WASHINGTON — After months of avoiding the limelight following his unsuccessful presidential bid, Mitt Romney is planning to make his first public speech next month at a large gathering of conservatives.
Romney is scheduled to address the Conservative Political Action Conference on March 15, a gathering just outside Washington where some of the top Republicans will try to make their mark.
Among the other speakers this year will be Senator Marco Rubio of Florida; Representative Paul Ryan, who was Romney’s running mate; former Florida governor Jeb Bush; and former vice presidential candidate Sarah Palin.
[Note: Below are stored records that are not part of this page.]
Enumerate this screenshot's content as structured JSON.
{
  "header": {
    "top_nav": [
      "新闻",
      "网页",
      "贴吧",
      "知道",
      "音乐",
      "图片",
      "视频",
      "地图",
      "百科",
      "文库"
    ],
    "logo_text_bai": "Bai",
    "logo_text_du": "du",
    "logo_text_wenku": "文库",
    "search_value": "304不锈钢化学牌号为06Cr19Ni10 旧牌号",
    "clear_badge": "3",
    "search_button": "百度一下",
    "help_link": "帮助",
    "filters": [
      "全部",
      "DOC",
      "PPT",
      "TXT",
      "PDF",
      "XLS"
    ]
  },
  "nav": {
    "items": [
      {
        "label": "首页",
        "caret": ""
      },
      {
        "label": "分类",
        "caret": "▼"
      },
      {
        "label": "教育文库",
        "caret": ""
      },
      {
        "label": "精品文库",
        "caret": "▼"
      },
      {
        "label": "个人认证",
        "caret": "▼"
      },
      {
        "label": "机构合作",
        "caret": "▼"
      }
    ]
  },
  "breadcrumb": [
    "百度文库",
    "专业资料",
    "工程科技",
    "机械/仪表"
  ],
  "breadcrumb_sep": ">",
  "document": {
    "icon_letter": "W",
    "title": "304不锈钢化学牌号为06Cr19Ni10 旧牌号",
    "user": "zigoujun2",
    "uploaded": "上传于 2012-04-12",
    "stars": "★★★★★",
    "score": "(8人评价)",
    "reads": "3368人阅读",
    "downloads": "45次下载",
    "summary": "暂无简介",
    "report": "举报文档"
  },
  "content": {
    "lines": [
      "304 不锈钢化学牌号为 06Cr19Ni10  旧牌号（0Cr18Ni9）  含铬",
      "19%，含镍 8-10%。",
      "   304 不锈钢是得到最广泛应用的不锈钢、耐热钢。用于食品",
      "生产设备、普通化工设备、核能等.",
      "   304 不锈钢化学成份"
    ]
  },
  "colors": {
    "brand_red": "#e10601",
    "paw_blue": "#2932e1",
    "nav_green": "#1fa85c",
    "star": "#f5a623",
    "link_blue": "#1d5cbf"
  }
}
“I look forward to saying thank you to the many friends and supporters who were instrumental in helping my campaign,” Romney said in a statement.
CPAC is the same conference where Romney officially dropped out of the Republican primary race in 2008, and where last year he said he had been a “severely conservative Republican governor.”
Romney has kept out of the public eye since he lost the election.
He has attended several gatherings with his former donors, meant as events to thank them, but all of them have been private.
At one of those events, he told supporters that he planned to stay politically active by supporting like-minded candidates and weighing in on issues he cared about.
But so far Romney has kept quiet.
News that Romney would speak, first reported by National Review Online, was confirmed by the American Conservative Union, which hosts the event.
“The thousands gathered at CPAC this year are eager to hear from the 2012 GOP presidential candidate at his first public appearance since the elections,” Al Cardenas, chairman of the ACU, said in a statement. “We look forward to hearing Governor Romney’s comments on the current state of affairs in America and the world, and his perspective on the future of the conservative movement.”
AUGUSTA, Maine — Former senator Olympia Snowe is joining a national organization that highlights the adverse effects of America’s partisan political divide and suggests ways to promote unity, the organization said Wednesday.
Snowe, a Republican, is joining the Bipartisan Policy Center as a senior fellow. She will co-chair its newly formed Commission on Political Reform, the center said.
The commission’s diverse group of 30 leaders will conduct a series of ‘‘National Conversations on American Unity’’ to discuss the effects of political polarization and to develop recommendations to help Americans achieve shared national goals.
The Bipartisan Policy Center was founded in 2007 by former Senate majority leaders Howard Baker, Tom Daschle, Bob Dole, and George Mitchell. It is the only Washington, D.C.-based think tank that actively promotes bipartisanship.
Snowe, long known as a moderate who bucked the Republican line on some issues, surprised Maine’s political establishment in February 2012 when she announced she would not seek a fourth Senate term. She has been critical of polarization and partisanship that she believes have made it harder for Congress to make decisions on important issues.
Her departure led to crowded primaries and finally the election of her independent successor, Angus King, whose campaign theme was restoring a cooperative spirit in Washington.
Bipartisan Policy Center president Jason Grumet said the organization welcomes Snowe’s ‘‘independent voice, passionate ideals, collaborative instinct, and wise counsel.’’
Snowe said she ‘‘couldn’t be more pleased and excited to join this dynamic and growing organization, whose mission is absolutely essential at this moment of unparalleled polarization in our nation, and certainly in our government.’’
WASHINGTON — Defense Secretary Leon Panetta told Congress on Wednesday that if automatic government spending cuts kick in on March 1 he may be compelled to furlough the ‘‘vast majority’’ of the Defense Department’s 800,000 civilian workers.
He also said the across-the-board spending reductions would ‘‘put us on a path toward a hollow force,’’ meaning a military incapable of fulfilling all of its missions.
In a written message to employees, Panetta said any affected workers would get at least 30 days’ advance notice.
Employees would lose one day of work per week, for up to 22 weeks, probably starting in late April.
To dispel the notion that this is mainly a problem for the nation’s capital, the Pentagon’s budget chief, Robert Hale, told reporters that the economic impact would be felt nationwide.
The furloughs would be part of a broader plan the Pentagon is preparing in order to cut $46 billion through the end of this budget year, which ends Sept. 30.
More cuts would come in future years as long as the automatic government spending cuts, known as sequestration, remained in effect.
WASHINGTON — Late night talk show host and comedian Conan O’Brien will be spending a late night with President Obama.
The White House Correspondents’ Association has chosen O’Brien as the featured act for its annual dinner on April 27.
Association president Ed Henry called O’Brien ‘‘one of television’s most innovative and influential talents.’’
Henry added: ‘‘As social media has changed all aspects of the media business, Conan has embraced this shifting landscape to become a creative force both online as well as in the traditional television model.’’
The association dinner is traditionally attended by the president and first lady, government officials, and journalists. Proceeds finance scholarships and awards that recognize journalism excellence.
O’Brien appears prepared. On Monday he tweeted: ‘‘In honor of President’s Day, I won’t be getting along with Congress.’’